[Items from an interface collection]
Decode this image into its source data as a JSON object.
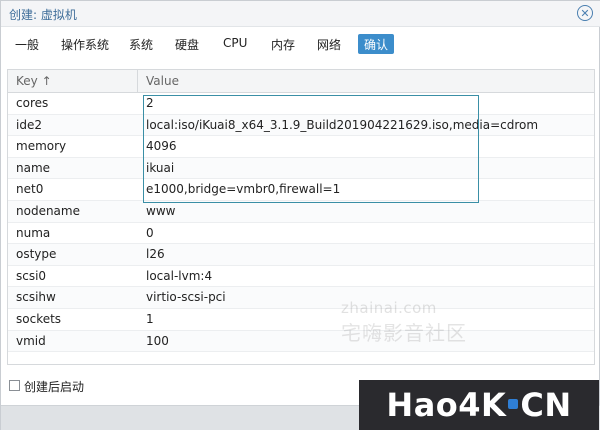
{
  "dialog": {
    "title": "创建: 虚拟机"
  },
  "tabs": [
    {
      "label": "一般"
    },
    {
      "label": "操作系统"
    },
    {
      "label": "系统"
    },
    {
      "label": "硬盘"
    },
    {
      "label": "CPU"
    },
    {
      "label": "内存"
    },
    {
      "label": "网络"
    },
    {
      "label": "确认"
    }
  ],
  "active_tab": "确认",
  "grid": {
    "columns": {
      "key": "Key ↑",
      "value": "Value"
    },
    "rows": [
      {
        "key": "cores",
        "value": "2"
      },
      {
        "key": "ide2",
        "value": "local:iso/iKuai8_x64_3.1.9_Build201904221629.iso,media=cdrom"
      },
      {
        "key": "memory",
        "value": "4096"
      },
      {
        "key": "name",
        "value": "ikuai"
      },
      {
        "key": "net0",
        "value": "e1000,bridge=vmbr0,firewall=1"
      },
      {
        "key": "nodename",
        "value": "www"
      },
      {
        "key": "numa",
        "value": "0"
      },
      {
        "key": "ostype",
        "value": "l26"
      },
      {
        "key": "scsi0",
        "value": "local-lvm:4"
      },
      {
        "key": "scsihw",
        "value": "virtio-scsi-pci"
      },
      {
        "key": "sockets",
        "value": "1"
      },
      {
        "key": "vmid",
        "value": "100"
      }
    ]
  },
  "footer": {
    "start_after_create_label": "创建后启动",
    "start_after_create_checked": false
  },
  "watermark": {
    "line1": "zhainai.com",
    "line2": "宅嗨影音社区"
  },
  "logo": {
    "part1": "Hao4K",
    "part2": "CN"
  },
  "colors": {
    "accent": "#3c8dcb",
    "title": "#3f6e9a",
    "highlight_border": "#3a8fa6"
  }
}
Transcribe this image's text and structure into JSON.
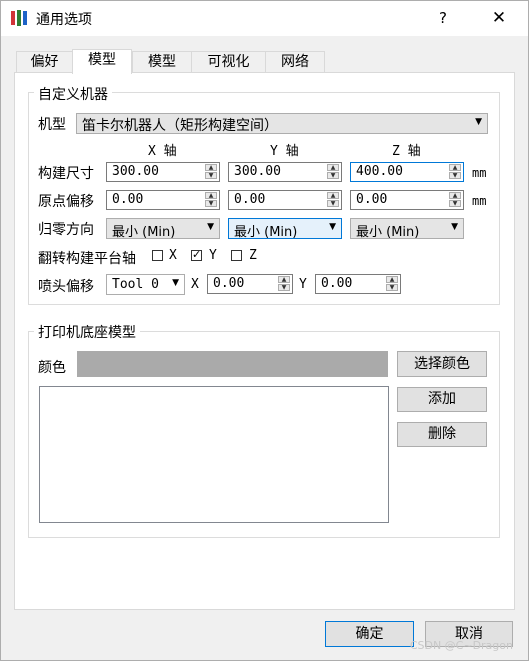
{
  "window": {
    "title": "通用选项",
    "help": "?",
    "close": "✕"
  },
  "tabs": [
    "偏好",
    "模型",
    "模型",
    "可视化",
    "网络"
  ],
  "custom_machine": {
    "group_title": "自定义机器",
    "machine_label": "机型",
    "machine_value": "笛卡尔机器人（矩形构建空间）",
    "axis_headers": [
      "X 轴",
      "Y 轴",
      "Z 轴"
    ],
    "build_size": {
      "label": "构建尺寸",
      "x": "300.00",
      "y": "300.00",
      "z": "400.00",
      "unit": "mm"
    },
    "origin_offset": {
      "label": "原点偏移",
      "x": "0.00",
      "y": "0.00",
      "z": "0.00",
      "unit": "mm"
    },
    "homing": {
      "label": "归零方向",
      "x": "最小 (Min)",
      "y": "最小 (Min)",
      "z": "最小 (Min)"
    },
    "flip_axis": {
      "label": "翻转构建平台轴",
      "options": [
        {
          "label": "X",
          "checked": false
        },
        {
          "label": "Y",
          "checked": true
        },
        {
          "label": "Z",
          "checked": false
        }
      ]
    },
    "nozzle_offset": {
      "label": "喷头偏移",
      "tool": "Tool 0",
      "x_label": "X",
      "x": "0.00",
      "y_label": "Y",
      "y": "0.00"
    }
  },
  "printer_base": {
    "group_title": "打印机底座模型",
    "color_label": "颜色",
    "color": "#aaaaaa",
    "choose_color_button": "选择颜色",
    "add_button": "添加",
    "delete_button": "删除"
  },
  "footer": {
    "ok": "确定",
    "cancel": "取消"
  },
  "watermark": "CSDN @C~Dragon"
}
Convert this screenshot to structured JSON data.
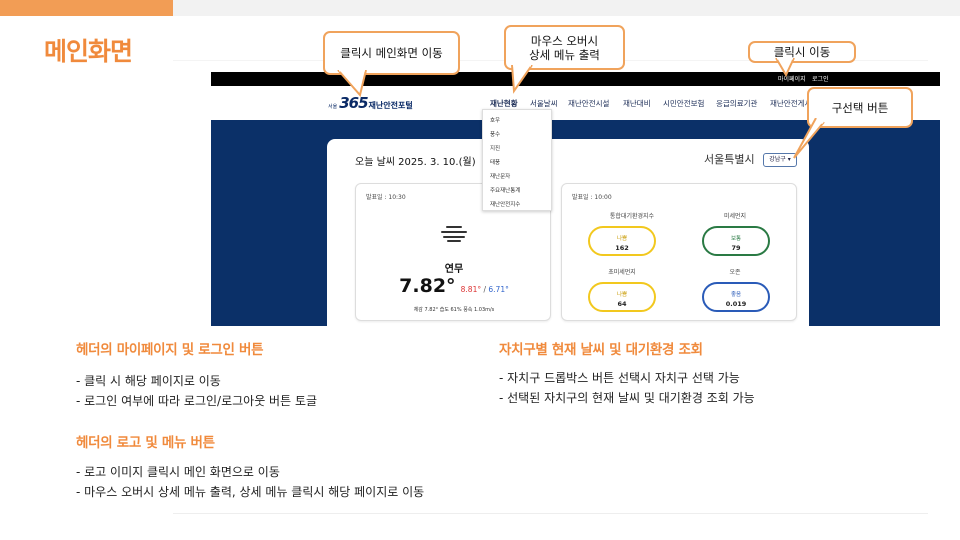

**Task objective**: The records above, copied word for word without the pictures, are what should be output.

**Task solution**:
Decode this image into its source data as a JSON object.
{
  "dialog": {
    "title": "创建: 虚拟机"
  },
  "tabs": [
    {
      "label": "一般"
    },
    {
      "label": "操作系统"
    },
    {
      "label": "系统"
    },
    {
      "label": "硬盘"
    },
    {
      "label": "CPU"
    },
    {
      "label": "内存"
    },
    {
      "label": "网络"
    },
    {
      "label": "确认"
    }
  ],
  "active_tab": "确认",
  "grid": {
    "columns": {
      "key": "Key ↑",
      "value": "Value"
    },
    "rows": [
      {
        "key": "cores",
        "value": "2"
      },
      {
        "key": "ide2",
        "value": "local:iso/iKuai8_x64_3.1.9_Build201904221629.iso,media=cdrom"
      },
      {
        "key": "memory",
        "value": "4096"
      },
      {
        "key": "name",
        "value": "ikuai"
      },
      {
        "key": "net0",
        "value": "e1000,bridge=vmbr0,firewall=1"
      },
      {
        "key": "nodename",
        "value": "www"
      },
      {
        "key": "numa",
        "value": "0"
      },
      {
        "key": "ostype",
        "value": "l26"
      },
      {
        "key": "scsi0",
        "value": "local-lvm:4"
      },
      {
        "key": "scsihw",
        "value": "virtio-scsi-pci"
      },
      {
        "key": "sockets",
        "value": "1"
      },
      {
        "key": "vmid",
        "value": "100"
      }
    ]
  },
  "footer": {
    "start_after_create_label": "创建后启动",
    "start_after_create_checked": false
  },
  "watermark": {
    "line1": "zhainai.com",
    "line2": "宅嗨影音社区"
  },
  "logo": {
    "part1": "Hao4K",
    "part2": "CN"
  },
  "colors": {
    "accent": "#3c8dcb",
    "title": "#3f6e9a",
    "highlight_border": "#3a8fa6"
  }
}
Transcribe this image's text and structure into JSON.
{
  "window": {
    "title": "通用选项",
    "help": "?",
    "close": "✕"
  },
  "tabs": [
    "偏好",
    "模型",
    "模型",
    "可视化",
    "网络"
  ],
  "custom_machine": {
    "group_title": "自定义机器",
    "machine_label": "机型",
    "machine_value": "笛卡尔机器人（矩形构建空间）",
    "axis_headers": [
      "X 轴",
      "Y 轴",
      "Z 轴"
    ],
    "build_size": {
      "label": "构建尺寸",
      "x": "300.00",
      "y": "300.00",
      "z": "400.00",
      "unit": "mm"
    },
    "origin_offset": {
      "label": "原点偏移",
      "x": "0.00",
      "y": "0.00",
      "z": "0.00",
      "unit": "mm"
    },
    "homing": {
      "label": "归零方向",
      "x": "最小 (Min)",
      "y": "最小 (Min)",
      "z": "最小 (Min)"
    },
    "flip_axis": {
      "label": "翻转构建平台轴",
      "options": [
        {
          "label": "X",
          "checked": false
        },
        {
          "label": "Y",
          "checked": true
        },
        {
          "label": "Z",
          "checked": false
        }
      ]
    },
    "nozzle_offset": {
      "label": "喷头偏移",
      "tool": "Tool 0",
      "x_label": "X",
      "x": "0.00",
      "y_label": "Y",
      "y": "0.00"
    }
  },
  "printer_base": {
    "group_title": "打印机底座模型",
    "color_label": "颜色",
    "color": "#aaaaaa",
    "choose_color_button": "选择颜色",
    "add_button": "添加",
    "delete_button": "删除"
  },
  "footer": {
    "ok": "确定",
    "cancel": "取消"
  },
  "watermark": "CSDN @C~Dragon"
}
Convert this screenshot to structured JSON data.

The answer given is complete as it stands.